You may say that banks charge usury. Exactly, banks are known be greedy, merciless and unforgiving towards those who owe them money, and harsh. They embody the ways of the world. Indeed, Jesus said in the Parable of the Minas:

 And another came, saying, Lord, behold, here is thy pound, which I have kept laid up in a napkin:
For I feared thee, because thou art an austere man: thou takest up that thou layedst not down, and reapest that thou didst not sow.
And he saith unto him, Out of thine own mouth will I judge thee, thou wicked servant. Thou knewest that I was an austere man, taking up that I laid not down, and reaping that I did not sow:
Wherefore then gavest not thou my money into the bank, that at my coming I might have required mine own with usury? (Luke 19:20-23)

This is not Jesus implying that usury is righteous or justified in saying that a wicked servant was wicked because he did not charge usury. This is especially so, given that it is to be noted that the two good servants are not indicated to have charged usury. No, rather, the master was judging the wicked servant by his own mouth, saying that if he thinks that the master was a hard or austere man, he should have done in accordance to what a hard man does which is to lend by charging usury. In other words, charging usury is what a hard man does. 'Austere' in Luke 19:21 has been described by Barnes' Notes on the Bible to mean:

An austere man - Hard, severe, oppressive. The word is commonly applied to unripe fruit, and means "sour," unpleasant; harsh.

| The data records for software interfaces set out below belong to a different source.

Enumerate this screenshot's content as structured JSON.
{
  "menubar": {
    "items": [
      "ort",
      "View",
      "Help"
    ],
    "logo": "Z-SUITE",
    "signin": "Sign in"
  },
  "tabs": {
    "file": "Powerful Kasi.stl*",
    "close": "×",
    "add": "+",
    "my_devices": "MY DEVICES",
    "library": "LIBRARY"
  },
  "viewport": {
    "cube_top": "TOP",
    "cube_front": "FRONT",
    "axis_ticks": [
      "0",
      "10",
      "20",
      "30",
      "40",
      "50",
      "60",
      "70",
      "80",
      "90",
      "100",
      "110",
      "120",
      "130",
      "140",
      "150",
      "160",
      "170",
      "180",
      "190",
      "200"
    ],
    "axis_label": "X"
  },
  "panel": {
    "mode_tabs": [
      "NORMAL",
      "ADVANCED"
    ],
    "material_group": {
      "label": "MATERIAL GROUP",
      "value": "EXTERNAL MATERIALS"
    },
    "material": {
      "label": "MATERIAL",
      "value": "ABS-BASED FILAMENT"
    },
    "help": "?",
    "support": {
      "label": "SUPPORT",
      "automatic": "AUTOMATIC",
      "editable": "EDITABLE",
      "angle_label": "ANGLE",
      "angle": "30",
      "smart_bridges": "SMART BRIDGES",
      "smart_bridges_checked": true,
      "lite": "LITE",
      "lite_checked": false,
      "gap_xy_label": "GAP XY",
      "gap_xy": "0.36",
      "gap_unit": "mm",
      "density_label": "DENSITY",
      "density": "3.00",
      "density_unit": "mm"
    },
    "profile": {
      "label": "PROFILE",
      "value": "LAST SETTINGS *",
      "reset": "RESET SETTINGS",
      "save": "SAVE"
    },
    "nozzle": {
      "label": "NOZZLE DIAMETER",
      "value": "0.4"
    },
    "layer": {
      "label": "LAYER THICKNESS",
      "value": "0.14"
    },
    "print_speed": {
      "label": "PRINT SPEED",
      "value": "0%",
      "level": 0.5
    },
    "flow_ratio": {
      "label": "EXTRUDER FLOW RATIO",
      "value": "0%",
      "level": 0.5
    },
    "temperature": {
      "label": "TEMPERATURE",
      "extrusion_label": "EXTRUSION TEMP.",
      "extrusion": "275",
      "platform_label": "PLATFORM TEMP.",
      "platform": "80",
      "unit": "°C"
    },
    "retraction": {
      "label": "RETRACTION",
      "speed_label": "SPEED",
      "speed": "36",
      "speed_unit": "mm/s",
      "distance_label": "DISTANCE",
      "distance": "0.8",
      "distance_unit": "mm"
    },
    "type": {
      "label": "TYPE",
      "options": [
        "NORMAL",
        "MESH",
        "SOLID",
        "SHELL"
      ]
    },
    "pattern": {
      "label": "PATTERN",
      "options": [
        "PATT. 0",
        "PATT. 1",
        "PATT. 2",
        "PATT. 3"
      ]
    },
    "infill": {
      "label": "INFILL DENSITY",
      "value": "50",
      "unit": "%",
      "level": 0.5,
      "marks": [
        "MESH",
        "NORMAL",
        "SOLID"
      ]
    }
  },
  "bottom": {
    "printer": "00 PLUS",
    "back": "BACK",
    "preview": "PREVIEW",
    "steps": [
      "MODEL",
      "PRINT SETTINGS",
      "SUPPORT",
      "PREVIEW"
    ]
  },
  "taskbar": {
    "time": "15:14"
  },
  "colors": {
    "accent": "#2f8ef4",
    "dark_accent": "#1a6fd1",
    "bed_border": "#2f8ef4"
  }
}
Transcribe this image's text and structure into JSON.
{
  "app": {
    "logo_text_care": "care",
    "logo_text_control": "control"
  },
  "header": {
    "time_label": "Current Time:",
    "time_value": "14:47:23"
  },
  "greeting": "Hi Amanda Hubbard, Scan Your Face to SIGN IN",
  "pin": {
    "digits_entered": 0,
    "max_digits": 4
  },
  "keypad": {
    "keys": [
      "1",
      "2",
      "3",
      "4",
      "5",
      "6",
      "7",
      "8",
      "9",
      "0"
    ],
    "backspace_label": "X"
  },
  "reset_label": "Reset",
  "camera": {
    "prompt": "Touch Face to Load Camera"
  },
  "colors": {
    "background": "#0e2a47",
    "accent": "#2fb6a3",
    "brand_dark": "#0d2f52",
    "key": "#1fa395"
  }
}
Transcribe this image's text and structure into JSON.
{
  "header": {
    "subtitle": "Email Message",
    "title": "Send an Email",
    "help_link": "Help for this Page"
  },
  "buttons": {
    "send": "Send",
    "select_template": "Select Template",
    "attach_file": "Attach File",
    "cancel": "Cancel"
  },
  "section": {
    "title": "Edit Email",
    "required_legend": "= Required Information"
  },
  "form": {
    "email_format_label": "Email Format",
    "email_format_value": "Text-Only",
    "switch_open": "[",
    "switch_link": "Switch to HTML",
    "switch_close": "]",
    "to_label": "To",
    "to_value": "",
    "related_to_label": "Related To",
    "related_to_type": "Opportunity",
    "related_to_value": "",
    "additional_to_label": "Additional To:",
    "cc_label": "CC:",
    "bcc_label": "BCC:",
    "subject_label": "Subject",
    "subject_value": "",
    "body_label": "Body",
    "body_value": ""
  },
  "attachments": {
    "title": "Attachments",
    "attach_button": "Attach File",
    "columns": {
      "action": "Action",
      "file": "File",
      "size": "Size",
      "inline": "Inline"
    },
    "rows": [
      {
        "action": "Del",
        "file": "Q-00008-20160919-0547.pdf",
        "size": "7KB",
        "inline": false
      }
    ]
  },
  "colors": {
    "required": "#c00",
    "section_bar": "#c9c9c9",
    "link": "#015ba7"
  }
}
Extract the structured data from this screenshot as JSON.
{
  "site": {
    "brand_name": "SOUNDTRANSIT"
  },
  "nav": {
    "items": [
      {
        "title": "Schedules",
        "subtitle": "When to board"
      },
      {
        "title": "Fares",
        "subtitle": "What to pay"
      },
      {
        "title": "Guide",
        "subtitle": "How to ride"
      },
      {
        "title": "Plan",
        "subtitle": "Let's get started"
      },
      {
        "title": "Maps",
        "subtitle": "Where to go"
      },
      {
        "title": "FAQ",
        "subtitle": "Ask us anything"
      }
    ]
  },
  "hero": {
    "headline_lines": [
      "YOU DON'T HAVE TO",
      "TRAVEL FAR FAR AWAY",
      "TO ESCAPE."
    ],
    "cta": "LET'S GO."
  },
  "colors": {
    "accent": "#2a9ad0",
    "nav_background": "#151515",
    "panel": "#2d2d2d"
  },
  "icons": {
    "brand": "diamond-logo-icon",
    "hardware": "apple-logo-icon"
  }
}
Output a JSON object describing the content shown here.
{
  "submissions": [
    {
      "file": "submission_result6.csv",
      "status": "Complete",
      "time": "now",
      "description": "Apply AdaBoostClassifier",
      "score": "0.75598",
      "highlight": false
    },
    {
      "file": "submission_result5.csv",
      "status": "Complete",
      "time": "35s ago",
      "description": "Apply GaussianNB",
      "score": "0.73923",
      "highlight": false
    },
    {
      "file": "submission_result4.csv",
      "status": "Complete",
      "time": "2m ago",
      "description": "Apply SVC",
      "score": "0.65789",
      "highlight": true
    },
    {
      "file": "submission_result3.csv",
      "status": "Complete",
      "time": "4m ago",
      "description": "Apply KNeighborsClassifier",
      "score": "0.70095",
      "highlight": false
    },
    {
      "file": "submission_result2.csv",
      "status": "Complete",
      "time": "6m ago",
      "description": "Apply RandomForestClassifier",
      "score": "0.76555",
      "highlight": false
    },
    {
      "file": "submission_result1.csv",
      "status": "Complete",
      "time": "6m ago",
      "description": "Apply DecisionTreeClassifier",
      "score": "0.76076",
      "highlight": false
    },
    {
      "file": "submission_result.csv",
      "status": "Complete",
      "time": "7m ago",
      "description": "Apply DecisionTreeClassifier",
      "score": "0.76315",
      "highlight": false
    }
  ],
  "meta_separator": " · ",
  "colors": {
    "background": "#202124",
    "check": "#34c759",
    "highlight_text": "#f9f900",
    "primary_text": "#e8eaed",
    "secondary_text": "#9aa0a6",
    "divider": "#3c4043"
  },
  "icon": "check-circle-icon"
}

In this case it means that the man was taking every advantage, and, while "he" lived in idleness, was making his living out of the toils of others.

Gill's Exposition of the Entire Bible explains it this way:

because thou art an austere man; cruel and uncompassionate to his servants, and hard to be pleased; than which nothing is more false, since it is evident, that Christ is compassionate both to the bodies and souls of men; is a merciful high priest, and is one that has compassion on the ignorant, and them that are out of the way, and cannot but be touched with the feeling of his people's infirmities; and is mild and gentle in his whole deportment, and in all his administrations: 

thou takest up that thou layest not down, and reapest that thou didst not sow; suggesting, that he was covetous of that which did not belong to him, and withheld what was due to his servants, and rigorously exacted service that could not be performed; a most iniquitous charge, since none so liberal as he, giving gifts, grace and glory, freely; imposing no grievous commands on men; his yoke being easy, and his burden light; never sending a man to a warfare at his own charge; but always giving grace and strength proportionable to the service he calls to, and rewarding his servants in a most bountiful manner, infinitely beyond their deserts.
To say that whether usury is right depends on whether the borrower and lender 'agree' is like saying that whether two people fornicate or commit adultery depends on whether they 'consent'. That is exactly what the problem with the argument that the legitimacy of usury is dependent on the borrower and lender. Usury itself is a sin, because it violates the Law of Love, as the Lord Jesus Christ proclaims:

Jesus said unto him, Thou shalt love the Lord thy God with all thy heart, and with all thy soul, and with all thy mind. 
This is the first and great commandment.
And the second is like unto it, Thou shalt love thy neighbour as thyself.
On these two commandments hang all the law and the prophets.
(Matthew 22:37-40)